Once you go fossil hunting, you develop an eye for it and you really don’t have to look very hard. The constant churning of the river brings new rocks to the surface so there are new discoveries to be made all the time. Here are a few that I photographed along the Humber the other day without too much effort.


A cephalopod, ancestor of squid and octopus.


Another cephalopod


This limestone rock possibly washed downstream from the upper reaches of the Humber contains the fossils of hundreds of creatures.

Worm tracks on a rippled surface.

Worm tracks on a rippled surface.

It’s a great adventure for kids to be able to find fossils and look at these exotic sea creatures who literally made their mark hundreds of millions of years ago.


3 thoughts on “Fossils

  1. art3g

    Most people in cities would be astounded by these fossils right under their feet! I’ve seen similar ones in Oakville. I hope people see your post and go fossil hunting 🙂


  2. Aristolochia

    The third photo is actually foreign material that most likely came from rocks they used in constructions. I know constructions bring in sedimentary rocks from far away places.
    Also, it doesn’t look like the typical shale or dolostone that’s from the Georgian Bay Formation (I myself hunt for fossils in the Humber river and Mimico Creek.



Leave a Reply

Fill in your details below or click an icon to log in: Logo

You are commenting using your account. Log Out /  Change )

Google+ photo

You are commenting using your Google+ account. Log Out /  Change )

Twitter picture

You are commenting using your Twitter account. Log Out /  Change )

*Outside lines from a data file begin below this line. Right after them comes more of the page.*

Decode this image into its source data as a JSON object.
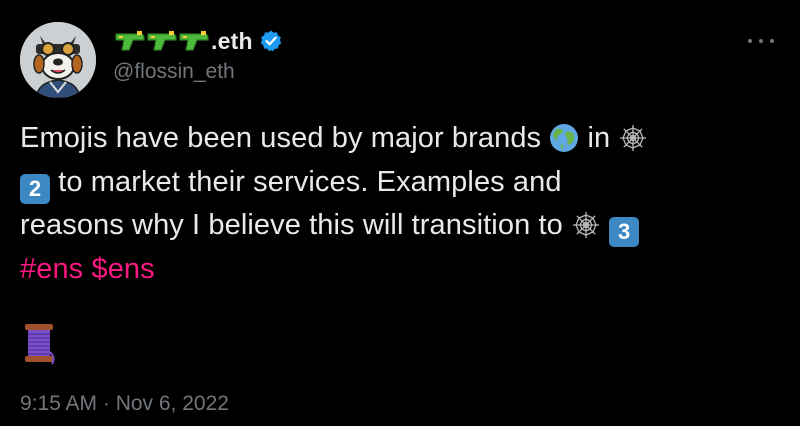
{
  "author": {
    "display_name_suffix": ".eth",
    "display_name_emojis": [
      "water-pistol-icon",
      "water-pistol-icon",
      "water-pistol-icon"
    ],
    "handle": "@flossin_eth",
    "verified": true
  },
  "tweet": {
    "line1": "Emojis have been used by major brands",
    "line1_after_globe": "in",
    "line2": "to market their services. Examples and",
    "line3": "reasons why I believe this will transition to",
    "keycap_2": "2",
    "keycap_3": "3",
    "hashtag": "#ens",
    "cashtag": "$ens",
    "emojis": [
      "globe-icon",
      "spider-web-icon",
      "keycap-2-icon",
      "spider-web-icon",
      "keycap-3-icon",
      "thread-spool-icon"
    ]
  },
  "timestamp": "9:15 AM · Nov 6, 2022",
  "colors": {
    "background": "#000000",
    "text": "#e7e9ea",
    "muted": "#71767b",
    "hashtag": "#f91880",
    "verified": "#1d9bf0",
    "keycap": "#3b88c3"
  }
}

Facebook photo

You are commenting using your Facebook account. Log Out /  Change )


Connecting to %s